A Christmas Tree, Dead Animal Skins, and Two Rustic Benches

Remember how I said I needed to find a way to block the Christmas tree off from the marauding, now-toddling (albeit extremely unsteady) baby? I did. And I'm so pleased with the result, you get to hear allll about it. Yay!

First thing was putting the tree up. Now, normal people have a tree stand. We don't. There is one at Blackrock, but that's the MiL's. There was one at our house in northern New York, but that was our landlady's.

I saw tree stands at the hardware store about six weeks ago and I said to A., "I should get one now. If I don't get one now, it will all of a sudden be time to put up the Christmas tree and I won't have it and will be 150 miles away from a tree stand."

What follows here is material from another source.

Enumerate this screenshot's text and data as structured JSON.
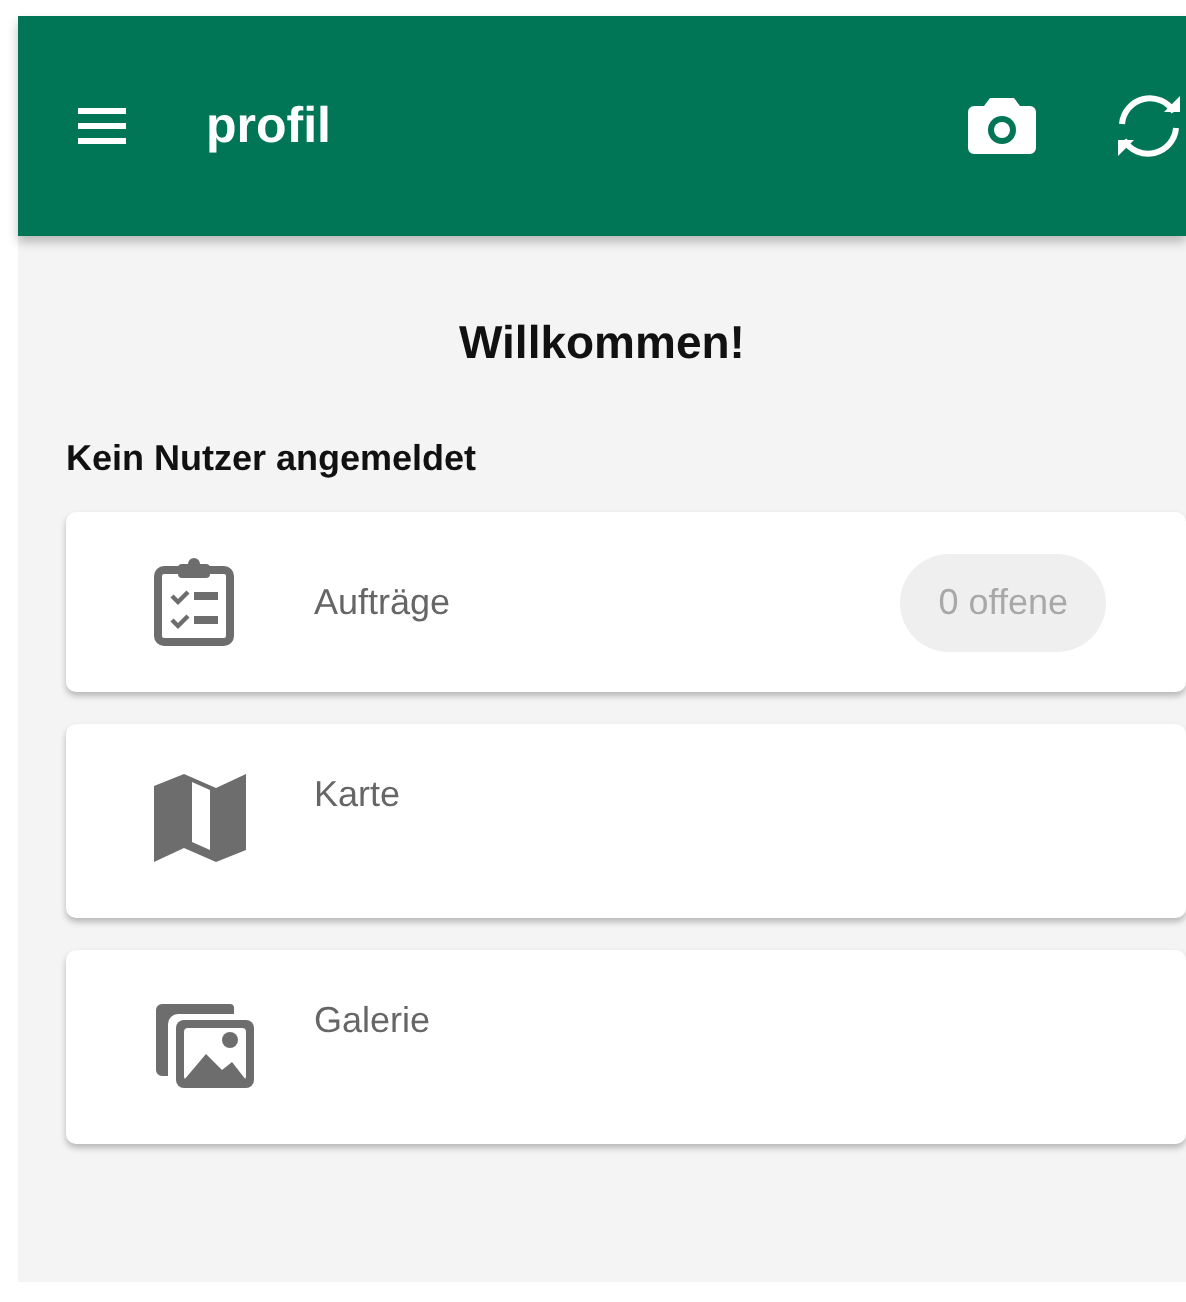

I didn't buy it. And my prediction was correct.

However! Our small pinyon pine is only about three feet tall, so it's not some huge, heavy fir that requires a lot of infrastructure to stay upright. A. was sure he could find a way to anchor it securely enough. He did.

He found an old metal bucket left behind by Dale the Bachelor, put the tree in it, and filled around the tree with stones. With the addition of water, the bucket was sufficiently heavy to hold the tree upright.

Under this we wanted something to catch the inevitable drips of water when I re-fill the bucket, so we put a rubber pan of the sort used for livestock care. And under that, because I knew the tree needed to be elevated to get it up above its barricade (more on that in a second), A. put his small handmade bench.

He made this bench years ago at Blackrock out of slabs of hand-planed wood and no hardware, just drilled out holes for the whittled legs to fit in. It's very rustic, quite attractive, and actually extremely useful.

I liked the way all of this looked so much that I didn't bother with our tree skirt. I never liked it, anyway.*


The barricade I decided to use is the Taos bench. This is actually a sort of couch--in fact, it used to be the dog couch at Blackrock--given to us by the MiL when we moved. She'd had it for many years, acquiring it from friends when she lived in New Mexico in the 1960s. The story she told me is that it originally came from a juvenile detention facility, presumably in Taos. I have no idea how old this thing actually is, but it is also handmade and hand-carved with no hardware used in its construction, just wooden pegs. Much like A.'s bench, although slightly more refined.

All I had to do was angle it across the corner the tree was in and boom: No babies allowed.

When I started stringing the lights (my favorite task, as you may recall), Cubby and Poppy were the only ones in the house. I had found a box of A.'s furs when I was getting out the tree decorations, so I gave that to Cubby to entertain the baby with.

I haven't had a child yet who isn't enthralled with dead animal skins.

I did wait until she was down for a nap before starting with the ornaments, because letting the three boys help me was bad enough without adding a baby into the mix. There aren't enough furs in the world to distract her from that craziness.

Anyway. The tree was eventually all lit and decorated and I also added some further decoration to the Taos bench in the form of some sheep skins.

And a highly decorative three-year-old.

Those sheepskins, incidentally, are from these guys. Because I am vindictive, I may have said out loud as I was arranging the sheepskins on the Taos bench, "You guys ate my garden, but the joke's on you, rams."


The real test of the barricade, of course, came when Poppy woke up from her nap. As predicted, she crawled straight over to the bench and tried to find a way to the tree.

"Wait. I can't get to the temptingly shiny plant with all the toys hung on it?"


That's right, Poppy, I did. I'm pretty proud of it, too.

* Why is it so hard to find a tree skirt that isn't ugly, garish, or cheap-looking? I've not yet succeeded in this quest, anyway.